Publications & Reports

Direct processing and presentation of antigen from malaria sporozoites by professional antigen-presenting cells in the induction of CD8 T-cell responses.

Plebanski M, Hannan CM, Behboudi S, Flanagan KL, Apostolopoulos V, Sinden RE, Hill AVS
Nuffield Department of Medicine, University of Oxford, John Radcliffe Hospital, UK. mplebans@ari.unimelb.edu.au

Abstract

Irradiated malaria sporozoites induce better protection than viable untreated sporozoites. We observed early differences between irradiated and viable untreated sporozoites in priming responses in vivo to a protective CD8 T-cell epitope, pb9, of the circumsporozoite protein of Plasmodium berghei. Sporozoites were processed for MHC class I presentation by dendritic cells (DC) to prime pb9-specific IFN-gamma-producing CD8 T cells. DC pulsed with untreated and irradiated sporozoites were similarly capable of priming central memory T-cell responses, detectable by the IFN-gamma cultured ELISPOT assay. However, irradiation significantly enhanced sporozoites' ability to prime effector T-cell responses detectable by the IFN-gammaex vivo ELISPOT assay. Irradiation also enhanced the ability of splenic APC to process and present sporozoites in order to re-stimulate pb9-specific polyclonal and clonal T-cell responses. Sporozoites did not stimulate T cells in the absence of APC. Over-irradiation decreased the sporozoites' T-cell stimulating capacity in vitro at high parasite doses, which may indicate that an optimal irradiation dose is necessary to induce protective immunity by sporozoite inoculation. The induction of sporozoite-specific CD8 T-cell responses without the need for liver stage infection identifies a potentially important mechanism in the development of pre-erythrocytic immunity.

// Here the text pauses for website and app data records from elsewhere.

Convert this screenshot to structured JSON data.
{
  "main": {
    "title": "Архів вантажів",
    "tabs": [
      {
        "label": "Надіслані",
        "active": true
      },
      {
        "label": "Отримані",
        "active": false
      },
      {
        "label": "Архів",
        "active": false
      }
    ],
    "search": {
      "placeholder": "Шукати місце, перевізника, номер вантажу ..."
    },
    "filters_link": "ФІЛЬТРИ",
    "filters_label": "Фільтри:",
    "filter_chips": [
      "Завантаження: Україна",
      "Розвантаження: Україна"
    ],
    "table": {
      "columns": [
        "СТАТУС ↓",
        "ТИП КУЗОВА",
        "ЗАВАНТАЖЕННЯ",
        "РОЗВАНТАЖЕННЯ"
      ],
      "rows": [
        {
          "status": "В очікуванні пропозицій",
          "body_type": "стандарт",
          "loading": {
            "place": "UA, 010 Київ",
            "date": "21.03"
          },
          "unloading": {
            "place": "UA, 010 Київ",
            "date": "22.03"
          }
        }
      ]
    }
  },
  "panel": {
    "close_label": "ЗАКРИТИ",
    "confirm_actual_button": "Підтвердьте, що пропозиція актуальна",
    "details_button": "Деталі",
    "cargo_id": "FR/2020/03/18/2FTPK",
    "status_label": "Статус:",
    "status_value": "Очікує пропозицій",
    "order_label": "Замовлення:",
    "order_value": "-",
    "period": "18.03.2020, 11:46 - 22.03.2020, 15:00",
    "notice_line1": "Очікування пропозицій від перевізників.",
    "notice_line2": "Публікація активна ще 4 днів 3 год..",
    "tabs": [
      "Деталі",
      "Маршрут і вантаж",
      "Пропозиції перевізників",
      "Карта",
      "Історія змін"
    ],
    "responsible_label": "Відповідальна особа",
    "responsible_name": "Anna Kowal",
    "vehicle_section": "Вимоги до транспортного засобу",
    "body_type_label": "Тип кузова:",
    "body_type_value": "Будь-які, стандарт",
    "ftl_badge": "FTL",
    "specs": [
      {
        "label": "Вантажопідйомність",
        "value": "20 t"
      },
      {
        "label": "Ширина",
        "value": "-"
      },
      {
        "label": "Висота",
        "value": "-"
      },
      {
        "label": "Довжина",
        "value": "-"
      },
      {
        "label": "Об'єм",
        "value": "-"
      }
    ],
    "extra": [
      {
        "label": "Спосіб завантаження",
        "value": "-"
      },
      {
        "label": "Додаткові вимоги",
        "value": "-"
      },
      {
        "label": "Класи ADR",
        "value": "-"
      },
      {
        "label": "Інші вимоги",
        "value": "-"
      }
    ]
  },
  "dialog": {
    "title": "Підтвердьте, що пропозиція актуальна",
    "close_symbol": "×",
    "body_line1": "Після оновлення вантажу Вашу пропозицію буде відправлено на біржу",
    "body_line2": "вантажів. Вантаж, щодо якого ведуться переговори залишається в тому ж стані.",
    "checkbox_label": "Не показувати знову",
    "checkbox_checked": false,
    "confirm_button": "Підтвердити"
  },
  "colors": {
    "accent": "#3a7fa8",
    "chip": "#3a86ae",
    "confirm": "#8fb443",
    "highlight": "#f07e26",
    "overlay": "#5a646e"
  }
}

Publication

  • Journal: Immunology and Cell Biology
  • Published: 01/06/2005
  • Volume: 83
  • Issue: 3
  • Pagination: 307-312